> _WORK TO COMPLETE_
In the copy, include no images. Reproduce the entries exactly.

> _DATA FOR THIS TASK_
Content starts

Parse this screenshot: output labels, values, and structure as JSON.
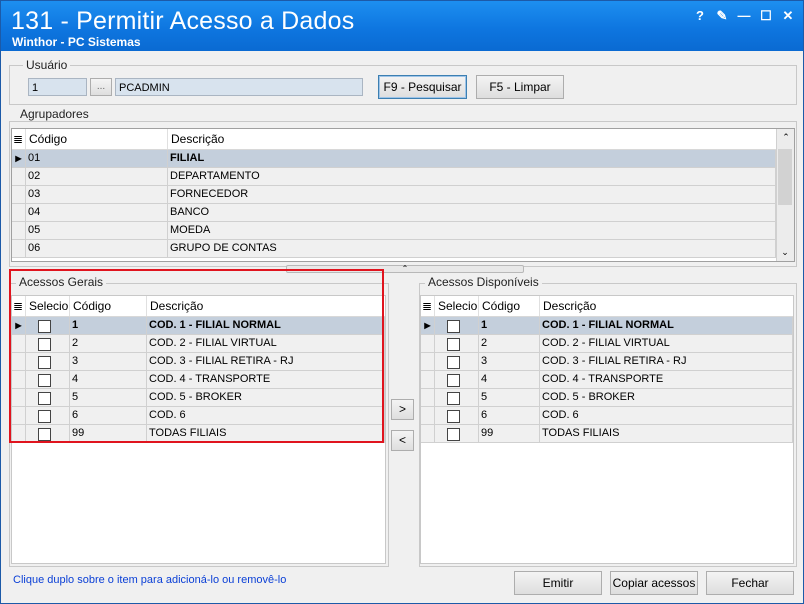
{
  "window": {
    "title": "131 - Permitir Acesso a Dados",
    "subtitle": "Winthor - PC Sistemas",
    "controls": [
      "?",
      "✎",
      "—",
      "☐",
      "✕"
    ]
  },
  "usuario": {
    "label": "Usuário",
    "code": "1",
    "lookup": "...",
    "name": "PCADMIN",
    "search_btn": "F9 - Pesquisar",
    "clear_btn": "F5 - Limpar"
  },
  "agrupadores": {
    "label": "Agrupadores",
    "headers": [
      "Código",
      "Descrição"
    ],
    "rows": [
      {
        "codigo": "01",
        "descricao": "FILIAL"
      },
      {
        "codigo": "02",
        "descricao": "DEPARTAMENTO"
      },
      {
        "codigo": "03",
        "descricao": "FORNECEDOR"
      },
      {
        "codigo": "04",
        "descricao": "BANCO"
      },
      {
        "codigo": "05",
        "descricao": "MOEDA"
      },
      {
        "codigo": "06",
        "descricao": "GRUPO DE CONTAS"
      }
    ]
  },
  "acessos_gerais": {
    "label": "Acessos Gerais",
    "headers": [
      "Selecio",
      "Código",
      "Descrição"
    ],
    "rows": [
      {
        "codigo": "1",
        "descricao": "COD. 1 - FILIAL NORMAL"
      },
      {
        "codigo": "2",
        "descricao": "COD. 2 - FILIAL VIRTUAL"
      },
      {
        "codigo": "3",
        "descricao": "COD. 3 - FILIAL RETIRA - RJ"
      },
      {
        "codigo": "4",
        "descricao": "COD. 4 - TRANSPORTE"
      },
      {
        "codigo": "5",
        "descricao": "COD. 5 - BROKER"
      },
      {
        "codigo": "6",
        "descricao": "COD. 6"
      },
      {
        "codigo": "99",
        "descricao": "TODAS FILIAIS"
      }
    ]
  },
  "acessos_disponiveis": {
    "label": "Acessos Disponíveis",
    "headers": [
      "Selecio",
      "Código",
      "Descrição"
    ],
    "rows": [
      {
        "codigo": "1",
        "descricao": "COD. 1 - FILIAL NORMAL"
      },
      {
        "codigo": "2",
        "descricao": "COD. 2 - FILIAL VIRTUAL"
      },
      {
        "codigo": "3",
        "descricao": "COD. 3 - FILIAL RETIRA - RJ"
      },
      {
        "codigo": "4",
        "descricao": "COD. 4 - TRANSPORTE"
      },
      {
        "codigo": "5",
        "descricao": "COD. 5 - BROKER"
      },
      {
        "codigo": "6",
        "descricao": "COD. 6"
      },
      {
        "codigo": "99",
        "descricao": "TODAS FILIAIS"
      }
    ]
  },
  "transfer": {
    "add": ">",
    "remove": "<"
  },
  "footer": {
    "hint": "Clique duplo sobre o item para adicioná-lo ou removê-lo",
    "emitir": "Emitir",
    "copiar": "Copiar acessos",
    "fechar": "Fechar"
  },
  "colors": {
    "titlebar": "#0e76e0",
    "selected_row": "#c4cfdc",
    "highlight_box": "#e0141e",
    "hint_text": "#0a3fd6"
  }
}
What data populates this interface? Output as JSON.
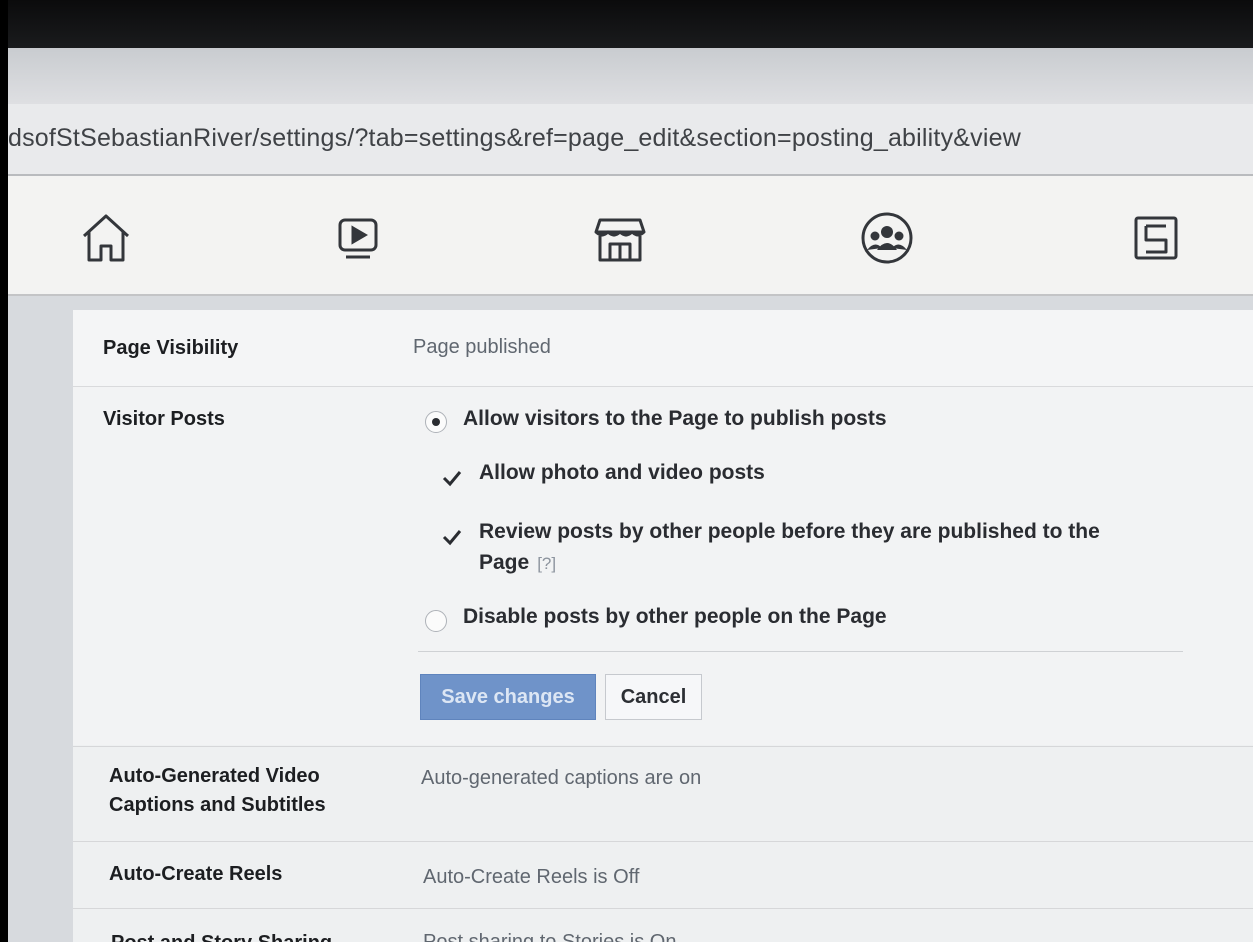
{
  "browser": {
    "url": "dsofStSebastianRiver/settings/?tab=settings&ref=page_edit&section=posting_ability&view"
  },
  "nav": {
    "icons": [
      "home-icon",
      "video-icon",
      "marketplace-icon",
      "groups-icon",
      "gaming-icon"
    ]
  },
  "settings": {
    "page_visibility": {
      "label": "Page Visibility",
      "value": "Page published"
    },
    "visitor_posts": {
      "label": "Visitor Posts",
      "option_allow": "Allow visitors to the Page to publish posts",
      "option_allow_selected": true,
      "check_photo_video": "Allow photo and video posts",
      "check_photo_video_checked": true,
      "check_review_line1": "Review posts by other people before they are published to the",
      "check_review_line2": "Page",
      "check_review_help": "[?]",
      "check_review_checked": true,
      "option_disable": "Disable posts by other people on the Page",
      "option_disable_selected": false,
      "save_label": "Save changes",
      "cancel_label": "Cancel"
    },
    "captions": {
      "label_line1": "Auto-Generated Video",
      "label_line2": "Captions and Subtitles",
      "value": "Auto-generated captions are on"
    },
    "reels": {
      "label": "Auto-Create Reels",
      "value": "Auto-Create Reels is Off"
    },
    "sharing": {
      "label": "Post and Story Sharing",
      "value": "Post sharing to Stories is On"
    }
  },
  "colors": {
    "save_button": "#6f93c9",
    "text_primary": "#1c1e21",
    "text_secondary": "#606770"
  }
}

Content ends

> _ANSWER TO THIS PROBLEM_
Parse this screenshot: output labels, values, and structure as JSON.
{
  "window": {
    "title": "131 - Permitir Acesso a Dados",
    "subtitle": "Winthor - PC Sistemas",
    "controls": [
      "?",
      "✎",
      "—",
      "☐",
      "✕"
    ]
  },
  "usuario": {
    "label": "Usuário",
    "code": "1",
    "lookup": "...",
    "name": "PCADMIN",
    "search_btn": "F9 - Pesquisar",
    "clear_btn": "F5 - Limpar"
  },
  "agrupadores": {
    "label": "Agrupadores",
    "headers": [
      "Código",
      "Descrição"
    ],
    "rows": [
      {
        "codigo": "01",
        "descricao": "FILIAL"
      },
      {
        "codigo": "02",
        "descricao": "DEPARTAMENTO"
      },
      {
        "codigo": "03",
        "descricao": "FORNECEDOR"
      },
      {
        "codigo": "04",
        "descricao": "BANCO"
      },
      {
        "codigo": "05",
        "descricao": "MOEDA"
      },
      {
        "codigo": "06",
        "descricao": "GRUPO DE CONTAS"
      }
    ]
  },
  "acessos_gerais": {
    "label": "Acessos Gerais",
    "headers": [
      "Selecio",
      "Código",
      "Descrição"
    ],
    "rows": [
      {
        "codigo": "1",
        "descricao": "COD. 1 - FILIAL NORMAL"
      },
      {
        "codigo": "2",
        "descricao": "COD. 2 - FILIAL VIRTUAL"
      },
      {
        "codigo": "3",
        "descricao": "COD. 3 - FILIAL RETIRA - RJ"
      },
      {
        "codigo": "4",
        "descricao": "COD. 4 - TRANSPORTE"
      },
      {
        "codigo": "5",
        "descricao": "COD. 5 - BROKER"
      },
      {
        "codigo": "6",
        "descricao": "COD. 6"
      },
      {
        "codigo": "99",
        "descricao": "TODAS FILIAIS"
      }
    ]
  },
  "acessos_disponiveis": {
    "label": "Acessos Disponíveis",
    "headers": [
      "Selecio",
      "Código",
      "Descrição"
    ],
    "rows": [
      {
        "codigo": "1",
        "descricao": "COD. 1 - FILIAL NORMAL"
      },
      {
        "codigo": "2",
        "descricao": "COD. 2 - FILIAL VIRTUAL"
      },
      {
        "codigo": "3",
        "descricao": "COD. 3 - FILIAL RETIRA - RJ"
      },
      {
        "codigo": "4",
        "descricao": "COD. 4 - TRANSPORTE"
      },
      {
        "codigo": "5",
        "descricao": "COD. 5 - BROKER"
      },
      {
        "codigo": "6",
        "descricao": "COD. 6"
      },
      {
        "codigo": "99",
        "descricao": "TODAS FILIAIS"
      }
    ]
  },
  "transfer": {
    "add": ">",
    "remove": "<"
  },
  "footer": {
    "hint": "Clique duplo sobre o item para adicioná-lo ou removê-lo",
    "emitir": "Emitir",
    "copiar": "Copiar acessos",
    "fechar": "Fechar"
  },
  "colors": {
    "titlebar": "#0e76e0",
    "selected_row": "#c4cfdc",
    "highlight_box": "#e0141e",
    "hint_text": "#0a3fd6"
  }
}
What data populates this interface? Output as JSON.
{
  "browser": {
    "url": "dsofStSebastianRiver/settings/?tab=settings&ref=page_edit&section=posting_ability&view"
  },
  "nav": {
    "icons": [
      "home-icon",
      "video-icon",
      "marketplace-icon",
      "groups-icon",
      "gaming-icon"
    ]
  },
  "settings": {
    "page_visibility": {
      "label": "Page Visibility",
      "value": "Page published"
    },
    "visitor_posts": {
      "label": "Visitor Posts",
      "option_allow": "Allow visitors to the Page to publish posts",
      "option_allow_selected": true,
      "check_photo_video": "Allow photo and video posts",
      "check_photo_video_checked": true,
      "check_review_line1": "Review posts by other people before they are published to the",
      "check_review_line2": "Page",
      "check_review_help": "[?]",
      "check_review_checked": true,
      "option_disable": "Disable posts by other people on the Page",
      "option_disable_selected": false,
      "save_label": "Save changes",
      "cancel_label": "Cancel"
    },
    "captions": {
      "label_line1": "Auto-Generated Video",
      "label_line2": "Captions and Subtitles",
      "value": "Auto-generated captions are on"
    },
    "reels": {
      "label": "Auto-Create Reels",
      "value": "Auto-Create Reels is Off"
    },
    "sharing": {
      "label": "Post and Story Sharing",
      "value": "Post sharing to Stories is On"
    }
  },
  "colors": {
    "save_button": "#6f93c9",
    "text_primary": "#1c1e21",
    "text_secondary": "#606770"
  }
}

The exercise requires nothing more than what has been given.